[Provided entries Boundary: Start]
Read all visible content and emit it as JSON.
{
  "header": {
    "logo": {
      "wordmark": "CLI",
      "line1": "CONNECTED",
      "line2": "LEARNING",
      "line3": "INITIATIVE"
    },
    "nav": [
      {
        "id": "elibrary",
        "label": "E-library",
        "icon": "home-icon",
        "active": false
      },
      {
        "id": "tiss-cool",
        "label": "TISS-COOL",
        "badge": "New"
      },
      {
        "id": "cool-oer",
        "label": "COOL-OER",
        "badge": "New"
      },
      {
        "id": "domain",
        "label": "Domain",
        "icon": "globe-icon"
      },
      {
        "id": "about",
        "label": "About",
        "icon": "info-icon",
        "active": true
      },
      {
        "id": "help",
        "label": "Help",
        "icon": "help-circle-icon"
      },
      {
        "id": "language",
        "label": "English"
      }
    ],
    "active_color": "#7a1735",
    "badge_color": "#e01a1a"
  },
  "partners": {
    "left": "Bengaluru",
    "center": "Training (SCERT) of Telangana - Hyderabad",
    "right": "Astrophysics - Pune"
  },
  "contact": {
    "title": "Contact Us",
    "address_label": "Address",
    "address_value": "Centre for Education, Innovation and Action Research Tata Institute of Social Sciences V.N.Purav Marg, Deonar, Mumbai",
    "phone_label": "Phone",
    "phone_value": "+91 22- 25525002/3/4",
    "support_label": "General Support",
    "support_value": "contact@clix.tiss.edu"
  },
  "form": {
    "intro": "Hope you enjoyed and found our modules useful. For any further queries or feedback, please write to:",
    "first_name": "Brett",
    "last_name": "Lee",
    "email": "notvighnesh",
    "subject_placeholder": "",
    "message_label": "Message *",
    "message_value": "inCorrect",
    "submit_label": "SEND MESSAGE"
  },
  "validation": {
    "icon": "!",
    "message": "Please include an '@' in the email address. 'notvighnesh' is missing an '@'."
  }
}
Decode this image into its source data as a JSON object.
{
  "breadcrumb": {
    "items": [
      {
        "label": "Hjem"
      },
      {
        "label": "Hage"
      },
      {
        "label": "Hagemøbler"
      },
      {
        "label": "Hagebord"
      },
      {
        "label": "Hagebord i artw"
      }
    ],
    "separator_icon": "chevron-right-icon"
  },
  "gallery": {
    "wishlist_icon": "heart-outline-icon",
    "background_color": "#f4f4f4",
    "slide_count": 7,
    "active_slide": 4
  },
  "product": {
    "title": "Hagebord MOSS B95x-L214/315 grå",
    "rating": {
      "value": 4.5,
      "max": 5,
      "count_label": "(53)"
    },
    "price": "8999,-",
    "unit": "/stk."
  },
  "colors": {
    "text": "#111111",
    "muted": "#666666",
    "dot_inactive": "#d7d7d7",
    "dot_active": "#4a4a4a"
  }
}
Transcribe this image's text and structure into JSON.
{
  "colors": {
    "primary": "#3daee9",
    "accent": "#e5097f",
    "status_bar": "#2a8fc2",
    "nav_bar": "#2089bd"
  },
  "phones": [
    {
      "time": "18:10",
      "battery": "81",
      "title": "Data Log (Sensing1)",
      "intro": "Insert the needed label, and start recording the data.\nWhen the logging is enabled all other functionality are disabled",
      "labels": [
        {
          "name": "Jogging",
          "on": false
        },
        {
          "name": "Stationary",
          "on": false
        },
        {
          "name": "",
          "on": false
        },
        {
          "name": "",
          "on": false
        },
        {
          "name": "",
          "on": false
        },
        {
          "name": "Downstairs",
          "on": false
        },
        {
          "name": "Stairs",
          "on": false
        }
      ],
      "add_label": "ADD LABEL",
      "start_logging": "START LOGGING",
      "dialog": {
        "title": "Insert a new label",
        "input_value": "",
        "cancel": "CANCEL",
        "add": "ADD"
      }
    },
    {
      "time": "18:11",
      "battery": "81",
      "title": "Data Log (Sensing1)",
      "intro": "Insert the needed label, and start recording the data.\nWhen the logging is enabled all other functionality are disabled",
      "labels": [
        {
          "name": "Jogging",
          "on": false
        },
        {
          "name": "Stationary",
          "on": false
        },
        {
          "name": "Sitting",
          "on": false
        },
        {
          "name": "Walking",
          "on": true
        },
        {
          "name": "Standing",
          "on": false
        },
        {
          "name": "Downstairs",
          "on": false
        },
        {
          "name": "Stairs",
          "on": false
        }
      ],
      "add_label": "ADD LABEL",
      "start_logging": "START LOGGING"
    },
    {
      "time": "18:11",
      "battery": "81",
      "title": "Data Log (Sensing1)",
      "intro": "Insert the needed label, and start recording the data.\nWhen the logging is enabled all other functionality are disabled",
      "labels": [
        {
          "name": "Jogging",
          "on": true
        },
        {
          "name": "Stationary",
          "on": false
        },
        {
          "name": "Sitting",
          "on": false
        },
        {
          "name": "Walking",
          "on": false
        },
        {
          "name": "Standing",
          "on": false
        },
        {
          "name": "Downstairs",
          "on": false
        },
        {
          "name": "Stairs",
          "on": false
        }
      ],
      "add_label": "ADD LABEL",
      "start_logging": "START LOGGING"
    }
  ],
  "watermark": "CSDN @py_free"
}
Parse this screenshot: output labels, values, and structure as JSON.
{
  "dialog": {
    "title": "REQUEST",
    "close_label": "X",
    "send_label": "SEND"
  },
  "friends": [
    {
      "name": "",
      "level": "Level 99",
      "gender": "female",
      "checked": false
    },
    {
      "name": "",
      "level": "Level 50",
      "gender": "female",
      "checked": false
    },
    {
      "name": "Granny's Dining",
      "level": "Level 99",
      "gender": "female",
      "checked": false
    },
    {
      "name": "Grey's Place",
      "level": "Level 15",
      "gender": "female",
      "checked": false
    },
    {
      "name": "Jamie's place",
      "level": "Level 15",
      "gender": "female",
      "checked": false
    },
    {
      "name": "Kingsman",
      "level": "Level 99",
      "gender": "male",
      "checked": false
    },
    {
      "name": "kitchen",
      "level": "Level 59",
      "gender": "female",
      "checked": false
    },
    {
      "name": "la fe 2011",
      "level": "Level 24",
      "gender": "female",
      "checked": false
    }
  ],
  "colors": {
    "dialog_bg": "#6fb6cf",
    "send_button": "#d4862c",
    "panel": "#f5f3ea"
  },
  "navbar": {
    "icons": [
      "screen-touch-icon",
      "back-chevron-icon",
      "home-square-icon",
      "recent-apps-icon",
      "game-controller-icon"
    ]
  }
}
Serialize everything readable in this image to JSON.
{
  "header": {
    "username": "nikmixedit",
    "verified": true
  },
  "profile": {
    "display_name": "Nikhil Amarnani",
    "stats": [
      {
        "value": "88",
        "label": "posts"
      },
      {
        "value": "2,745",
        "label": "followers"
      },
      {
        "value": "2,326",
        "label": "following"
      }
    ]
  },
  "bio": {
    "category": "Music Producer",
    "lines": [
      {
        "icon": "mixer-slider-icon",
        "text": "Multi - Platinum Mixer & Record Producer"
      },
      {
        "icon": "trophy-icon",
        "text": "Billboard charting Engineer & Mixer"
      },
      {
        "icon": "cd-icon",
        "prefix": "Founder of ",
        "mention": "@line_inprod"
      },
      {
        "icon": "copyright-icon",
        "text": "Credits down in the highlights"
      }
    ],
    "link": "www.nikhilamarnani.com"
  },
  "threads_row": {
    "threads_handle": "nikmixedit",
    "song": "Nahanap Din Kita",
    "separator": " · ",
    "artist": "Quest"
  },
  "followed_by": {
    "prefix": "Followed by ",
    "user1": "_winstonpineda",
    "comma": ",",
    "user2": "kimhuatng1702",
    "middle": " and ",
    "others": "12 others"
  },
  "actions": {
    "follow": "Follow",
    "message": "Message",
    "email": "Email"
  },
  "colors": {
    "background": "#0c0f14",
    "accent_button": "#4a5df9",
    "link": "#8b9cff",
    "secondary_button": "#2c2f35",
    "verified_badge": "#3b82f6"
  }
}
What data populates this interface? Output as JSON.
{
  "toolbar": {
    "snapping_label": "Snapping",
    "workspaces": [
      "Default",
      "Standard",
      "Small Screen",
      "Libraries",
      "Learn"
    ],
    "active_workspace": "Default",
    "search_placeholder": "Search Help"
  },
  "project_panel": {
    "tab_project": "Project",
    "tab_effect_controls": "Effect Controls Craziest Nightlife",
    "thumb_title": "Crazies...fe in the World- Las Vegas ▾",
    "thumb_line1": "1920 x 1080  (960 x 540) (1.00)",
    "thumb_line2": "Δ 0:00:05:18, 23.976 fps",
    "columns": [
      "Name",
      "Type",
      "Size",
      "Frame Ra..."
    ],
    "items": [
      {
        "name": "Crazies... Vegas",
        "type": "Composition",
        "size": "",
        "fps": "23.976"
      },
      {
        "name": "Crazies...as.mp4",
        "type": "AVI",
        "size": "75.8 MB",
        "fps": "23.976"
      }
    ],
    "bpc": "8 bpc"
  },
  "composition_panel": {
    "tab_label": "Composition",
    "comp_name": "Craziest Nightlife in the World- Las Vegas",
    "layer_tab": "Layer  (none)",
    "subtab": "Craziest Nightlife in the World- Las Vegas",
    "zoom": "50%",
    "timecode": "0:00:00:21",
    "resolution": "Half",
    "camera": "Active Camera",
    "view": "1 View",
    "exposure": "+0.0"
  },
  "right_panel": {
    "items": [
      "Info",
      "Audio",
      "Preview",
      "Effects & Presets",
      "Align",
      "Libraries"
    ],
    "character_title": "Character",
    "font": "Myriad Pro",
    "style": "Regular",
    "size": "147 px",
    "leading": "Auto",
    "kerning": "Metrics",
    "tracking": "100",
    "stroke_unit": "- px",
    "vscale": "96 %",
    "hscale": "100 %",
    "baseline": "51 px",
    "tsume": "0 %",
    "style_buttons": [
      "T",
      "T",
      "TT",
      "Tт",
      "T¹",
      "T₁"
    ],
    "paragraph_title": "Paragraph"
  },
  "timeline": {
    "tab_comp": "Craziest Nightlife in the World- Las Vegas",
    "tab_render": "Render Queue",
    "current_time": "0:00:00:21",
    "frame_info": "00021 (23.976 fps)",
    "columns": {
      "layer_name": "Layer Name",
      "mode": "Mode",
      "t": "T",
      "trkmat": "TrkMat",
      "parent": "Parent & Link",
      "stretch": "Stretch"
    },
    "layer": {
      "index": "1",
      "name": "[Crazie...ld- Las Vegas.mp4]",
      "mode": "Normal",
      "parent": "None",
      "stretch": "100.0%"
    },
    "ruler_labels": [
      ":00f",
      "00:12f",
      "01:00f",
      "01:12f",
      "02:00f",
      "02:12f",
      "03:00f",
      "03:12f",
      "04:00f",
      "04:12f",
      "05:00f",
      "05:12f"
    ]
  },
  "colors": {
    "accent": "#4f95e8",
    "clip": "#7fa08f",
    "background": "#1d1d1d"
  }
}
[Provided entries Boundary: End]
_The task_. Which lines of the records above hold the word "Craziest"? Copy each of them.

_Exercise response_.
    "tab_effect_controls": "Effect Controls Craziest Nightlife",
    "comp_name": "Craziest Nightlife in the World- Las Vegas",
    "subtab": "Craziest Nightlife in the World- Las Vegas",
    "tab_comp": "Craziest Nightlife in the World- Las Vegas",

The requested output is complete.